  4. I haven’t seen a parent around for many hours. these little guys must be very hungry. it is now 7pm. where’s mommy or daddy?

  5. finally a parent is there and brought dinner. a squirrel …can’t watch this.

    1. There are two. They just snuggle so close sometimes it looks like one

  6. Okay guys, where is the other sibling? Is he sitting somewhere on the tree away from the camera view?

  7. Where is Mama and other sibling?! This little guy has been alone and calling out. It’s not old enough to fly

  8. Did the one owlet fly off? When they begin to fly, do they return to the nest? Or do they look for a new nest?

    1. From what I’ve seen on the Savannah Owls feed, one of the owlets is “branching” – that’s hopping out onto the branches of the tree that the nest is in to explore. The mother may be nearby on the tree, encouraging this behavior.

  9. It’s such a wonderful experience watching these chicks grow and learn and prepare to leave the nest! Amazing! Thank you for this wonderful site!!

  10. Mom just brought them a snake for lunch. She is calling for them, it sounds like. She tok off with the snake,but came back. Then took off again. The owlets must be branching. Looks like they had a bird of some sort for a meal recently.

  11. The cam has been having technical difficulties for me for past 3 days…any update?

      1. From the tweets on @SavannahOwls – I gather that the juveniles are still in the area but are hanging out and learning to hunt in other trees.
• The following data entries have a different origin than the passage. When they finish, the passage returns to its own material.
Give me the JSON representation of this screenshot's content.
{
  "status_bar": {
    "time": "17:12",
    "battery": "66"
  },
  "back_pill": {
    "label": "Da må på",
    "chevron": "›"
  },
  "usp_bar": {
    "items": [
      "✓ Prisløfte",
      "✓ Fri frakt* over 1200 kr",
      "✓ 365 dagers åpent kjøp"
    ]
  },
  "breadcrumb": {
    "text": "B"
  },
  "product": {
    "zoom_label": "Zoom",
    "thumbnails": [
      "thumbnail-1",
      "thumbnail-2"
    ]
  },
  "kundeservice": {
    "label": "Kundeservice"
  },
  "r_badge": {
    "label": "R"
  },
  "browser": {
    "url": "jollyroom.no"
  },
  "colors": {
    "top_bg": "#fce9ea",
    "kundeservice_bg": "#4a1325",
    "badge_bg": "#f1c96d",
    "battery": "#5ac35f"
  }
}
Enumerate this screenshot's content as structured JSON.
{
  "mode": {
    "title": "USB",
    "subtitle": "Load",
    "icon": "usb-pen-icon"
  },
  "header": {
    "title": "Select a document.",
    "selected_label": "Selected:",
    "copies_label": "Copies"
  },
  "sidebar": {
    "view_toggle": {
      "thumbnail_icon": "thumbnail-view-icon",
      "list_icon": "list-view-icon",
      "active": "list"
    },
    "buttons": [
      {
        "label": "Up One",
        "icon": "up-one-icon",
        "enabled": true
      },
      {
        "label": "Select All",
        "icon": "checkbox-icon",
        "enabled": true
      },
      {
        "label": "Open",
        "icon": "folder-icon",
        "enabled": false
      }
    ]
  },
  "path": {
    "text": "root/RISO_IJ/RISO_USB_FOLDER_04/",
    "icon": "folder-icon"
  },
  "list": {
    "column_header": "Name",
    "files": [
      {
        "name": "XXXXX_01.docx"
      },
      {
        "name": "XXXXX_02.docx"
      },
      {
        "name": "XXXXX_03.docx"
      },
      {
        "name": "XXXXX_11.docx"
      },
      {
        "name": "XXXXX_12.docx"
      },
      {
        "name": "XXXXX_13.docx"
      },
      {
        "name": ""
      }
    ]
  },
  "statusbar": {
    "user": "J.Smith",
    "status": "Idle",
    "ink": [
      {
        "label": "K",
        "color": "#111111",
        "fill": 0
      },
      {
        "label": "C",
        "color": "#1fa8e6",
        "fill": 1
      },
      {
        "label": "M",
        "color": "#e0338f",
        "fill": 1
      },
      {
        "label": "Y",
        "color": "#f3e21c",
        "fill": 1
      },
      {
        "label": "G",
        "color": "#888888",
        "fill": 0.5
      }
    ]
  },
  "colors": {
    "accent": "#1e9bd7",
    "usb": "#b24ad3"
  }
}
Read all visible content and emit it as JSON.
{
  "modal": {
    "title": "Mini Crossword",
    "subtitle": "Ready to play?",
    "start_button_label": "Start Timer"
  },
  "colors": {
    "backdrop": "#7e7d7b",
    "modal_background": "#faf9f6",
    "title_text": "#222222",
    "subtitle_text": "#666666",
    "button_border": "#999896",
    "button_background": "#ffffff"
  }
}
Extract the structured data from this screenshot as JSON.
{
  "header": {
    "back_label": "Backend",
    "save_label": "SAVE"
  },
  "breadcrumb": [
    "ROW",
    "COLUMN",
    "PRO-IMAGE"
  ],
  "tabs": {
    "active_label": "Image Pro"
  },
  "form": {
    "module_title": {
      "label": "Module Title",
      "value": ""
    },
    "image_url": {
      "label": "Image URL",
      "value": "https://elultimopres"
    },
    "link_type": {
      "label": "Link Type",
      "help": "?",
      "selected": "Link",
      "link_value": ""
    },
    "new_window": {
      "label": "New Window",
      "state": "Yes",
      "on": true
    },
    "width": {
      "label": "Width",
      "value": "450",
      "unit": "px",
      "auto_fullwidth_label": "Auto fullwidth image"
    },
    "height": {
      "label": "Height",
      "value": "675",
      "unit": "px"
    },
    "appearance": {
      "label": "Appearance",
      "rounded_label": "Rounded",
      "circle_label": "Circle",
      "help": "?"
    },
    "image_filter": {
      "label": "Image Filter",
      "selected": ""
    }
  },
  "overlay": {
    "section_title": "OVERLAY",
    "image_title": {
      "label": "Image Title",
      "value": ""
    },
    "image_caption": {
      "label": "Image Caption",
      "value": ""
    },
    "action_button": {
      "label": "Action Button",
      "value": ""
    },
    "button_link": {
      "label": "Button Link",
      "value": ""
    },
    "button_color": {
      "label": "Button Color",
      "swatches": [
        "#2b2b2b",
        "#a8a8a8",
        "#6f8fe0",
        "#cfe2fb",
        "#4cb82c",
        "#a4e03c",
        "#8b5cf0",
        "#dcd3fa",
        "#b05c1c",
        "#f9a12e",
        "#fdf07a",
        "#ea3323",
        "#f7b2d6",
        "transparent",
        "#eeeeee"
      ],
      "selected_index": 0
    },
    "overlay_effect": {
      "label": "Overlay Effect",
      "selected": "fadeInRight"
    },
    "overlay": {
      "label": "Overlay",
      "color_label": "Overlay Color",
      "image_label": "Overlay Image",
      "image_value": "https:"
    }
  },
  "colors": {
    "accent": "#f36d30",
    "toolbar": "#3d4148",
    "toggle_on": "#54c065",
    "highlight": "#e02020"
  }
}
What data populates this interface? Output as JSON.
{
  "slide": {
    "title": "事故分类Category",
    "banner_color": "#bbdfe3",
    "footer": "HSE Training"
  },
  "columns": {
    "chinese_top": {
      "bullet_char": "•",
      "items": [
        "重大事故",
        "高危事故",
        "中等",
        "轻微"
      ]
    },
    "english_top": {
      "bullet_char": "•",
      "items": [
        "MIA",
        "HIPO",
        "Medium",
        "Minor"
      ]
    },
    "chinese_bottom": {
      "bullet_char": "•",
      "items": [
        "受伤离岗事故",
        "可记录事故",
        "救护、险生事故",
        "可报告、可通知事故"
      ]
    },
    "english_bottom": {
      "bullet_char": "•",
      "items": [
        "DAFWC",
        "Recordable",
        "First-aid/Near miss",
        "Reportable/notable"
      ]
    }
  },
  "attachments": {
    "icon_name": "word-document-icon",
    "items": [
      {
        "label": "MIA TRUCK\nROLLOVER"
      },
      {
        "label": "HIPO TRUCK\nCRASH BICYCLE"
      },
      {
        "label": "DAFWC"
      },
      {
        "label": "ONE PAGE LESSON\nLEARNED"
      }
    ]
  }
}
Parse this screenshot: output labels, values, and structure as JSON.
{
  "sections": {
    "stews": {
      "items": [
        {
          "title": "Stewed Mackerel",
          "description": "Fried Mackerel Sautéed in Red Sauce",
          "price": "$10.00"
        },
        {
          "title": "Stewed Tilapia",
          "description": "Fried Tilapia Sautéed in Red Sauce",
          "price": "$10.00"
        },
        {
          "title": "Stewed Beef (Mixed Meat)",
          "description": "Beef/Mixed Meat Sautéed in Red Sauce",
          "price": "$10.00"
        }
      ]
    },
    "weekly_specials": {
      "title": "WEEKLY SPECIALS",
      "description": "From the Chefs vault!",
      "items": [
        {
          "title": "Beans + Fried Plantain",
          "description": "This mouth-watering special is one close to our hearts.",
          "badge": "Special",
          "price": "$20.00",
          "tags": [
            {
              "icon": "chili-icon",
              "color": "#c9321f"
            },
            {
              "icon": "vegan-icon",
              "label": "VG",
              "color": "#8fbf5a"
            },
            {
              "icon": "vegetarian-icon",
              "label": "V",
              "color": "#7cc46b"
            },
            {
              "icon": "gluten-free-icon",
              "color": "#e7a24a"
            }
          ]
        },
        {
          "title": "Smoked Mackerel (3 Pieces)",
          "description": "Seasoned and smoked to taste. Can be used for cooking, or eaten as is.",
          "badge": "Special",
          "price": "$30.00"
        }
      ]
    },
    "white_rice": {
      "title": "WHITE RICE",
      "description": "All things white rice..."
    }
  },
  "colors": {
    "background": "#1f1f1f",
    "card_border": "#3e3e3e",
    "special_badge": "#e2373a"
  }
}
A pair of ospreys may be taking up residence in the same nest that the Great Horned owls were using. The cam appears to be working today, but no birds currently. You can check out our Osprey Cam: It is currently active – 3 eggs!

  12. im 9 and i want to know about the great grey owl since in our class were learning about ecosystems and im doing the forest can you tell me about the great grey owl